A Kirkland woman, who was the centre of a well-publicized battle with Quebec’s health insurance board over her right to obtain life-saving treatment in the United States, has lost her battle with cancer.
Ella Shepherd Marchildon, a Kirkland mother of five, died Saturday from complications at the Lakeshore General Hospital, following a recurrence of the rare signet ring cell carcinoma for which she underwent specialized treatment in the U.S. in 2008.
Marchildon would have turned 50 next month.
A celebration of her life will take place Saturday, Nov. 2, at Rideau Memorial Gardens in Dollard-des-Ormeaux. The public is invited to attend the service.
“She was definitely courageous and determined,” said Joe Marchildon, Ella’s husband and unfailing support throughout the ordeal, on Tuesday at the family’s home in Kirkland.
In April 2008, Ella underwent a 20-hour operation at the Sugarbaker Oncology Clinic in Washington, D.C., to remove multiple tumours in her small and large intestines and vaginal walls, cancer that was initially detected in 2003 and that had spread.
The specialized surgical procedure entailed the removal of all but eight inches of Ella’s intestines, her gall bladder, appendix and reproductive organs and, a heated chemotherapy bath of her remaining internal organs.
Last April, Ella celebrated five years of being cancer-free.
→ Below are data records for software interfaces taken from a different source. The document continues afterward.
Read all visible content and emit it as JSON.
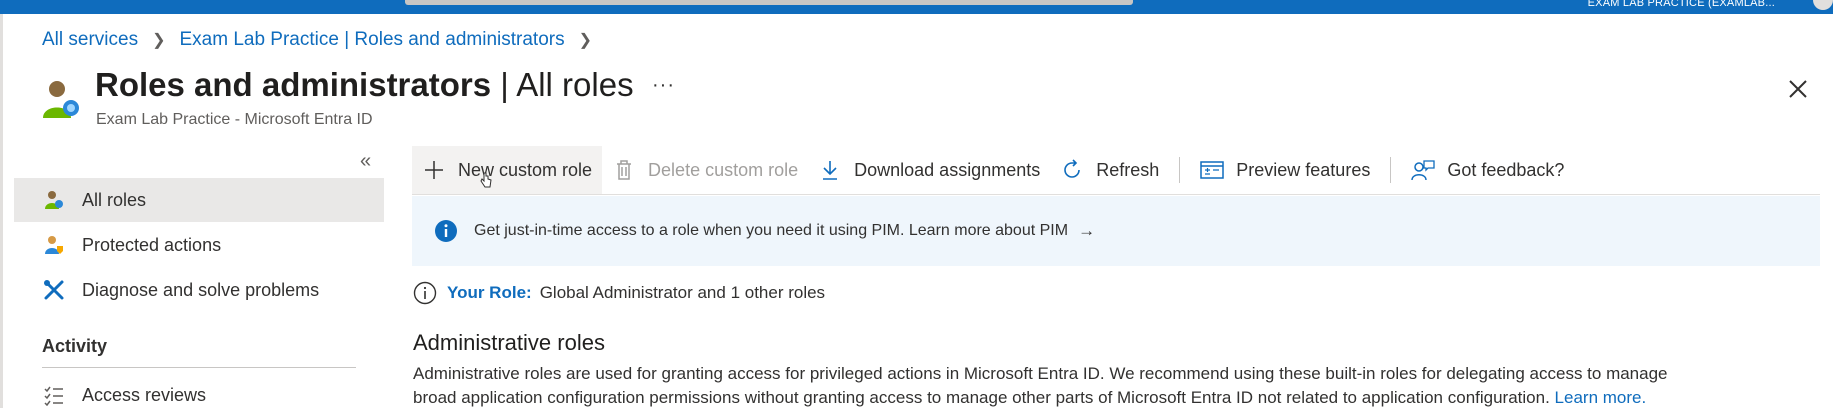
{
  "topbar": {
    "account_label": "EXAM LAB PRACTICE (EXAMLAB..."
  },
  "breadcrumb": {
    "items": [
      "All services",
      "Exam Lab Practice | Roles and administrators"
    ]
  },
  "header": {
    "title_bold": "Roles and administrators",
    "title_rest": " | All roles",
    "more_label": "···",
    "subtitle": "Exam Lab Practice - Microsoft Entra ID",
    "close_icon": "close-icon"
  },
  "sidebar": {
    "collapse_label": "«",
    "items": [
      {
        "label": "All roles",
        "icon": "roles-user-icon",
        "active": true
      },
      {
        "label": "Protected actions",
        "icon": "protected-user-icon",
        "active": false
      },
      {
        "label": "Diagnose and solve problems",
        "icon": "tools-icon",
        "active": false
      }
    ],
    "section_label": "Activity",
    "activity_items": [
      {
        "label": "Access reviews",
        "icon": "checklist-icon"
      }
    ]
  },
  "toolbar": {
    "new_custom_role": "New custom role",
    "delete_custom_role": "Delete custom role",
    "download_assignments": "Download assignments",
    "refresh": "Refresh",
    "preview_features": "Preview features",
    "got_feedback": "Got feedback?"
  },
  "banner": {
    "text": "Get just-in-time access to a role when you need it using PIM. Learn more about PIM",
    "arrow": "→"
  },
  "your_role": {
    "label": "Your Role:",
    "value": "Global Administrator and 1 other roles"
  },
  "admin_roles": {
    "title": "Administrative roles",
    "description_line1": "Administrative roles are used for granting access for privileged actions in Microsoft Entra ID. We recommend using these built-in roles for delegating access to manage",
    "description_line2": "broad application configuration permissions without granting access to manage other parts of Microsoft Entra ID not related to application configuration.",
    "learn_more": "Learn more."
  },
  "colors": {
    "brand": "#0f6cbd",
    "banner_bg": "#eff6fc",
    "active_nav": "#e9e8e7"
  }
}
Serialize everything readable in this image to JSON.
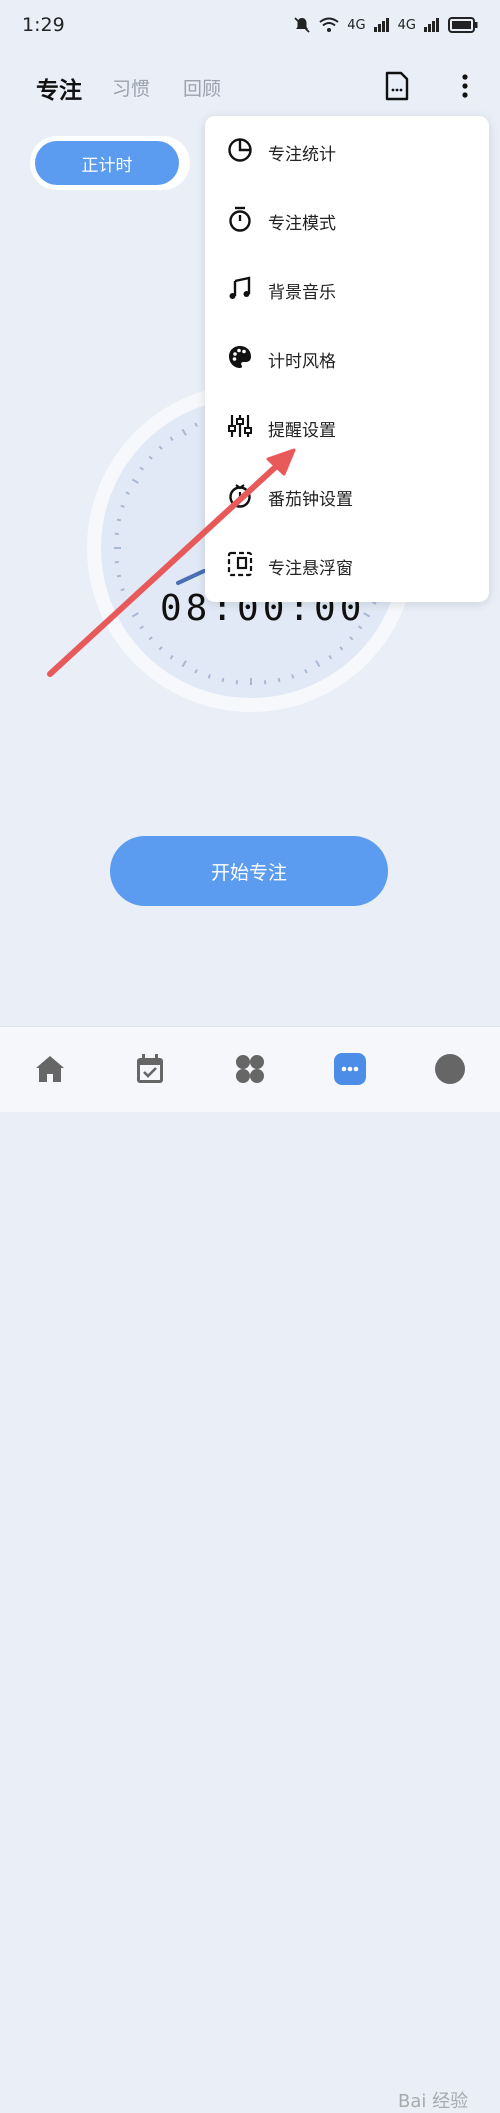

But that good news was shortlived when, in August, she learned that her cancer was back — and treatment options proved elusive.
Ella wanted to thank West Islanders for their support over the years, especially the letters, emails and phone calls that convinced the Régie de l’assurance maladie du Québec to reverse its decisions and allow her to seek life-extending treatment available only in the U.S., said Marchildon.
“The priority for Ella was always family,” he said.
She was grateful for the chance she had to watch her children grow up: Wyatt is now 19, Tatum, 18, and twins Dallas and Dakota are now 17. “The twins were 11 when this all started,” said Marchildon.
He added that Ella was so happy that she had had a chance to see her 28-year-old daughter Sandy Stringer, her oldest child from an earlier relationship, start a family of her own. Five-year-old Madison and 7-year-old Riley brough her pleasure.
He said without the support of West Island residents, he doesn’t know what would have happened.
“It was overwhelming at times,” he said, noting how he would walk away from the computer and an hour later come back to find 150 new emails. But it made all the difference.
Canada’s public health-care system is terrific 95 per cent of the time, said Marchildon. But it’s another matter when you get some kind of rare disease that’s not in the playbook and requires specialists and specialized treatment.
“It wasn’t just my mom’s fight, it was Joe’s fight, too,” said Sandy Stringer, thanking her stepfather for the tireless campaign he waged for Ella.“If it wasn’t for Joe, she wouldn’t have been around for nearly as long.”
A celebration of Ella Shepherd Marchildon’s life will be held Saturday, Nov. 2 at Rideau Memorial Gardens, 4239 Sources Blvd. in Dollard-des-Ormeaus. The family asks that anyone wishing to honour Ella’s memory make a donation to the Montreal Children’s Hospital.